After another miraculous weekend, it's obvious: These Mets are in possession of some actual magic
There's something in the air, something supernatural that can't be explained. Maybe it even has something to do with ley lines, because it all seems to point to Citi Field: The 2019 Mets have become an unstoppable juggernaut that can only be explained through the acquisition of some source of power unknown by science.
The team has been blisteringly hot. Entering the weekend, they had won 13 of 14 games and had thrust themselves back into a postseason race that had seemingly left them behind. That's fine -- this is baseball; teams get hot, weird things happen.
But then the Nationals came to town this weekend. The Mets should have been swept. They trailed every night and all seemed lost ... for the first seven innings. Their postseason dreams should've died. Instead, something intervened.
On Friday night, the Mets entered the ninth behind, 6-3. They had yet to win a game in which they trailed after eight innings. It had been almost four years since the last time they erased a three-run lead in the ninth inning. But they rallied, with Jersey native Todd Frazier blasting a massive home run to tie the game. I'm not sure who was more excited: Frazier or the fans.
A Michael Conforto single later in the inning won the game, which meant his shirt was soon ripped off thanks to Pete Alonso's polar bear strength:
OK, a wildly improbable comeback to add yet another win to a wildly improbable hot streak. Weird, but again -- this is baseball we're talking about.
Except New York did it again the next night. They were, again, trailing, this time 3-2 in the eighth inning. Luis Guillorme, a man without a big league home run to his name, stepped to the plate. And because some kind of Albus Dumbledore is out there awarding points to baseball's Gryffindor, he promptly launched a home run to tie the game.

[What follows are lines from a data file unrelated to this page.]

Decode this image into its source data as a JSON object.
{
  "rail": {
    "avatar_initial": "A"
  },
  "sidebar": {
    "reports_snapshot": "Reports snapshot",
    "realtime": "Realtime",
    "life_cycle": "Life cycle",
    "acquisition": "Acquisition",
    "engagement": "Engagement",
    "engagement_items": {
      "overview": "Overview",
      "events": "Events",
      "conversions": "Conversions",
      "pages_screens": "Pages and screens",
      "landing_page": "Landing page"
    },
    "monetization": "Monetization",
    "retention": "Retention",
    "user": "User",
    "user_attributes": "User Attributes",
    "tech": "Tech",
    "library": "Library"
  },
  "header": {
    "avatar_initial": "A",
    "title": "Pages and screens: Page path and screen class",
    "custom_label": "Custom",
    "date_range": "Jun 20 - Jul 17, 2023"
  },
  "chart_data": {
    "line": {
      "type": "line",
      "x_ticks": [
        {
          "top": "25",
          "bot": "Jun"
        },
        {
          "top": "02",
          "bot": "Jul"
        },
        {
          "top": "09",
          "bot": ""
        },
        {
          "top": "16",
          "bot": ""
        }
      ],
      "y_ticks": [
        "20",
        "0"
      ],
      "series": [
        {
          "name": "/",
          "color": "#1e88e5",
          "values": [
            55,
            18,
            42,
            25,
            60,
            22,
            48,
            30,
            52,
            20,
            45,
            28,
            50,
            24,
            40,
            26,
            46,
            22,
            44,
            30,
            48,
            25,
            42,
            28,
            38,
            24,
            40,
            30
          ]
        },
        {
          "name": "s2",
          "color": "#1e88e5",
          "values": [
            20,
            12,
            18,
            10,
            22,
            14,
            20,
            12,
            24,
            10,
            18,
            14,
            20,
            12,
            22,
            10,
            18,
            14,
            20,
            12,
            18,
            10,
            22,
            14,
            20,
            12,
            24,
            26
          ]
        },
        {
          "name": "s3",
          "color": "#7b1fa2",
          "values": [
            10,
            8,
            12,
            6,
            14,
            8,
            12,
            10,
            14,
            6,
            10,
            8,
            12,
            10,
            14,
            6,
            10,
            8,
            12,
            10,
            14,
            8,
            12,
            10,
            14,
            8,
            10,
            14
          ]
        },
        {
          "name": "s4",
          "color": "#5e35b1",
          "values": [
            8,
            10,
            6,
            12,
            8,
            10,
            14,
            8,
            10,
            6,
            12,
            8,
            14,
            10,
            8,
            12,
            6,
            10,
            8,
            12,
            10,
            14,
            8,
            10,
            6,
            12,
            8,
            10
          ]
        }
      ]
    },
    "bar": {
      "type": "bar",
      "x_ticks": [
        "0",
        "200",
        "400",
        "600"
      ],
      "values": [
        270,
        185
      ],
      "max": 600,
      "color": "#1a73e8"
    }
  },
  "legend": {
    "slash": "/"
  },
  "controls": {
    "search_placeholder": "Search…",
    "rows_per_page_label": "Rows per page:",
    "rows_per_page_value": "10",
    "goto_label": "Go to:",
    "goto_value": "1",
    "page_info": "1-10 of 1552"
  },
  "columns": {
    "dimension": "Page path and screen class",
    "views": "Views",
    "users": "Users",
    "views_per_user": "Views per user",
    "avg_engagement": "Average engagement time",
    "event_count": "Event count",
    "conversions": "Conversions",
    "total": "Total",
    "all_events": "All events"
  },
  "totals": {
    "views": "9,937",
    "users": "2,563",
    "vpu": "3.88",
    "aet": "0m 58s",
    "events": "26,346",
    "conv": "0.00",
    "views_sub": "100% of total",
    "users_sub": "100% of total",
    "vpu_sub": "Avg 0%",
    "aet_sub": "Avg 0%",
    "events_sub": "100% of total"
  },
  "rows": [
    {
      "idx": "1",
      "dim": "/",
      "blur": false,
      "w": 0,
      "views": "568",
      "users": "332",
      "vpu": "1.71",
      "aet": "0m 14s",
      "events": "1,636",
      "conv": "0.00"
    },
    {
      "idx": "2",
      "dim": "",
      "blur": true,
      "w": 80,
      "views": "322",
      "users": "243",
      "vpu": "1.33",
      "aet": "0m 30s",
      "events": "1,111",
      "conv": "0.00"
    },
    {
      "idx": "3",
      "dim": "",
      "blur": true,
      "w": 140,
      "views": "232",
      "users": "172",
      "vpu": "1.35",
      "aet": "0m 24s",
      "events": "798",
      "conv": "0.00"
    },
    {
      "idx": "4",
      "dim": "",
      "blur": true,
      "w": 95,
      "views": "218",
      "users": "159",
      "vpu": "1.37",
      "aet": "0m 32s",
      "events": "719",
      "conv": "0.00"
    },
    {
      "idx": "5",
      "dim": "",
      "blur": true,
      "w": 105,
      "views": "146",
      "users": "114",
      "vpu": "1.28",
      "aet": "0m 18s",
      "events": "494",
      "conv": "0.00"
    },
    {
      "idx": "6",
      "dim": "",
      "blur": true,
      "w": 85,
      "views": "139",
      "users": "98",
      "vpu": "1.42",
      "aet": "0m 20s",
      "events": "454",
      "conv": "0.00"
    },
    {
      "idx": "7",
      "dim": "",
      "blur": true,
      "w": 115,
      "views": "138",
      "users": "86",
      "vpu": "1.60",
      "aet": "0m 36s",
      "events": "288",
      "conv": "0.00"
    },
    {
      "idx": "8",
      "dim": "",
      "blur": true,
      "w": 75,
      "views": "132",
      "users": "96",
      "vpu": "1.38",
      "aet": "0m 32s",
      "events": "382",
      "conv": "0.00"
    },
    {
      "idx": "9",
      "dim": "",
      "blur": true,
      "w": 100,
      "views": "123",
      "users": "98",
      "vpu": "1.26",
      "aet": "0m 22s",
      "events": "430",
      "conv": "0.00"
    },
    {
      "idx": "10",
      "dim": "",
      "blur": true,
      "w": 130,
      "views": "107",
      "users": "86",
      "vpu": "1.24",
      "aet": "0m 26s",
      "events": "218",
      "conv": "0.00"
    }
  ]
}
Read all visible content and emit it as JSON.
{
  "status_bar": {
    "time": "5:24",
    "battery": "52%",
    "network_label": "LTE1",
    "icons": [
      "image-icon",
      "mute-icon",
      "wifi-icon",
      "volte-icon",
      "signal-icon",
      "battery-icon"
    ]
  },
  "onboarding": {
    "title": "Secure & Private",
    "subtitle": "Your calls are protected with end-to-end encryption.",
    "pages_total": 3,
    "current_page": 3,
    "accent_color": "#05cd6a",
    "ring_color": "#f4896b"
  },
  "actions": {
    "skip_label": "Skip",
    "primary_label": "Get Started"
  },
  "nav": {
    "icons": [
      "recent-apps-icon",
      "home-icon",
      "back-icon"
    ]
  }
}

One error -- or should we say supernatural phenomenon? -- and a sacrifice fly later, the Mets had another win -- their eighth in a row and their 15th in 16. This is not normal or expected. Just look at the fans in the stadium, losing their absolute minds. Look at the players on the field, experiencing a revelry you see during religious awakenings and summertime music festivals.
Where did all of this come from, except some supernatural source? Earlier in the summer, this team looked to be a laughingstock, a team whose high expectations had turned into a madcap comedy. Yoenis Céspedes wouldn't play in a single game after falling in a hole on his ranch. Edwin Diaz was acquired and couldn't close out the ninth, while Robinson Canó was pilloried for not hustling ... and then injured himself when he did run out a ground ball. There were reports of infighting between the front office and the manager.
Now, though, this is a team of destiny, in the midst of a run that's going to be adapted into an instantly iconic sports film in a decade or two. There are the brash veterans and superstar talents, the homegrown kids and guys you've never heard stepping up in big moments -- and, of course, the precocious youngster riding around town screaming "LFGM" like it was a type of spell.
The magic doesn't even stop at the ballpark. You can feel it in the streets. The Yankees are running away with the AL East and should top 100 wins, but it's the Mets that everyone wants to talk about. Fans are flocking to the stadium, and when you wait for the subway, it's the team from Queens that is on everyone's lips.
They may be a game out of the second Wild Card spot right now, and while they have a strong core, they don't necessarily look as loaded as the powerhouse Dodgers or Astros. But while those teams are good, they don't have whatever forces are at work here. Whether it's Mercury in retrograde or there's just some old school witchcraft happening under the bleachers, it all seems to be whispering the same thing: "Mets: 2019 Champions."
Michael Clair writes about baseball for Cut4. He believes stirrup socks are an integral part of every formal outfit and Adam Dunn's pitching performance was baseball's greatest moment.